It's sad that this is before Victorian, because those fellows could amputate well and quickly--we are talking half a minute to 2 minutes for the really practiced ones. Pre-Elizabethan doctors were not so well versed in the art of amputation, because the autopsy craze hadn't taken hold, and that's where a lot of Victorians learned how--on cadavers. During the Pre-Elizabethan times, there would be less opportunity to practice such a thing.
Let's take your second question:
How would it effect their social standing?
Depends on several factors. If they were injured in war--or if the story of that injury is a good one rather than a mundane one (I tripped on the stairs and it got infected vs. epic fight with a boar. It took my leg, but I ate it. Vengeance is savory!) Injury in war can actually raise their standing because they gave to their country.
However, it means that they will be looking for ways to be useful in battle. They'd want to do mounted combat, of course, and will want to be in battle to prove themselves.
Since this isn't a birth defect, it might not harm their standing at all, as long as they produce heirs and or otherwise upstanding. If they are not upstanding (no pun intended) then this weakness will be used to further denigrate their reputation.
Socially it would hurt them for activities involving walking, though they may work to be able to do those just as easily.

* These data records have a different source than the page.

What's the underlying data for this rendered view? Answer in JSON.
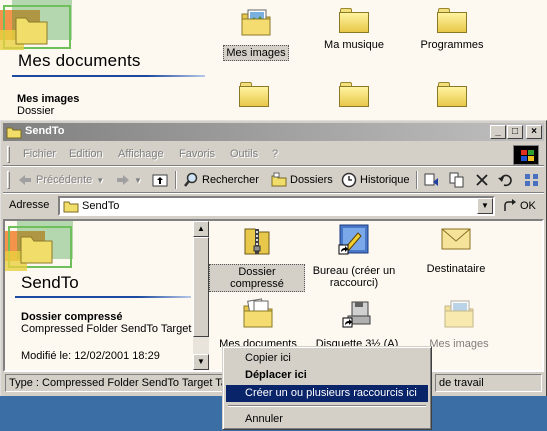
{
  "back_window": {
    "title": "Mes documents",
    "selected_name": "Mes images",
    "selected_type": "Dossier",
    "icons": [
      {
        "label": "Mes images",
        "kind": "folder-images-icon"
      },
      {
        "label": "Ma musique",
        "kind": "folder-icon"
      },
      {
        "label": "Programmes",
        "kind": "folder-icon"
      }
    ]
  },
  "window": {
    "title": "SendTo",
    "controls": {
      "minimize": "_",
      "maximize": "□",
      "close": "×"
    },
    "menu": [
      "Fichier",
      "Edition",
      "Affichage",
      "Favoris",
      "Outils",
      "?"
    ],
    "toolbar": {
      "back": "Précédente",
      "search": "Rechercher",
      "folders": "Dossiers",
      "history": "Historique"
    },
    "address": {
      "label": "Adresse",
      "value": "SendTo",
      "go": "OK"
    },
    "left_panel": {
      "title": "SendTo",
      "selected_name": "Dossier compressé",
      "selected_desc": "Compressed Folder SendTo Target",
      "modified": "Modifié le: 12/02/2001 18:29"
    },
    "icons": [
      {
        "label": "Dossier compressé",
        "kind": "zip-folder-icon"
      },
      {
        "label": "Bureau (créer un raccourci)",
        "kind": "desktop-shortcut-icon"
      },
      {
        "label": "Destinataire",
        "kind": "mail-icon"
      },
      {
        "label": "Mes documents",
        "kind": "folder-docs-icon"
      },
      {
        "label": "Disquette 3½ (A)",
        "kind": "floppy-icon"
      },
      {
        "label": "Mes images",
        "kind": "folder-images-icon"
      }
    ],
    "status": {
      "left": "Type : Compressed Folder SendTo Target Ta",
      "right": "de travail"
    }
  },
  "context_menu": {
    "items": [
      "Copier ici",
      "Déplacer ici",
      "Créer un ou plusieurs raccourcis ici",
      "Annuler"
    ]
  },
  "colors": {
    "highlight": "#0a246a",
    "face": "#d4d0c8",
    "desktop": "#3a6ea5"
  }
}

Now let's look at question 1:
What would be available to this fellow to replace the leg.
That's going to greatly depend on finding a craftsmen. Today prosthetics are many and varied, but they often come from the same manufacturers, but back then, you would engage a specific craftsmen to do the work.
This is going to be limited by the fact that amputations that the person actually lived through were relatively RARE, because there's more to it than simply lopping off the limb--you've got to tie off blood vessels, leave extra skin to close it up, be careful where you cut. At the time you are talking about, most would be dead.
So because it's rare, there aren't likely to be people who are specialists in prosthetics. During America's Civil War for instance, there were enough amputees that a specialist business grew up out of it, but your noble is more likely to hire a craftsmen they know, or send for one at great expense who has been known to do such a job in the past.
Materials used, and the people hired include woodworkers, armorers and leather workers. There's evidence that wood and metal might be used together in order to fit on to the stump.
If you are wondering about a hinge or anything--while it could be possible, during this era it's not common. Possible, if the person in question pays a lot and gets the most advanced thing. Here's a snippet on the most advanced during that time period:
In 1508, German mercenary Gotz von Berlichingen had a pair of
technologically advanced iron hands made after he lost his right arm
in the Battle of Landshut. The hands could be manipulated by setting
them with the natural hand and moved by relaxing a series of releases
and springs while being suspended with leather straps.
Around 1512, an Italian surgeon traveling in Asia recorded
observations of a bilateral upper extremity amputee who was able to
remove his hat, open his purse, and sign his name. Another story
surfaced about a silver arm that was made for Admiral Barbarossa, who
fought the Spaniards in Bougie, Algeria, for a Turkish sultan.
History Prosthetics 04Mid- to late 1500s
French Army barber/surgeon Ambroise Paré...invented an above-knee device that was a kneeling
peg leg and foot prosthesis that had a fixed position, adjustable
harness, knee lock control and other engineering features that are
used in today’s devices. His work showed the first true understanding
of how a prosthesis should function. A colleague of Paré’s, Lorrain, a
French locksmith, offered one of the most important contributions to
the field when he used leather, paper and glue in place of heavy iron
in making a prosthesis. SOURCE
As you can see springs and hinges were possible for knee joint action and this gives you an idea of the materials used.
EDIT: By Knee Joint action, I just mean that the knee joint can be adjusted manually. It would not actually work like a regular knee during this time period, although there might be an adjustable hinge.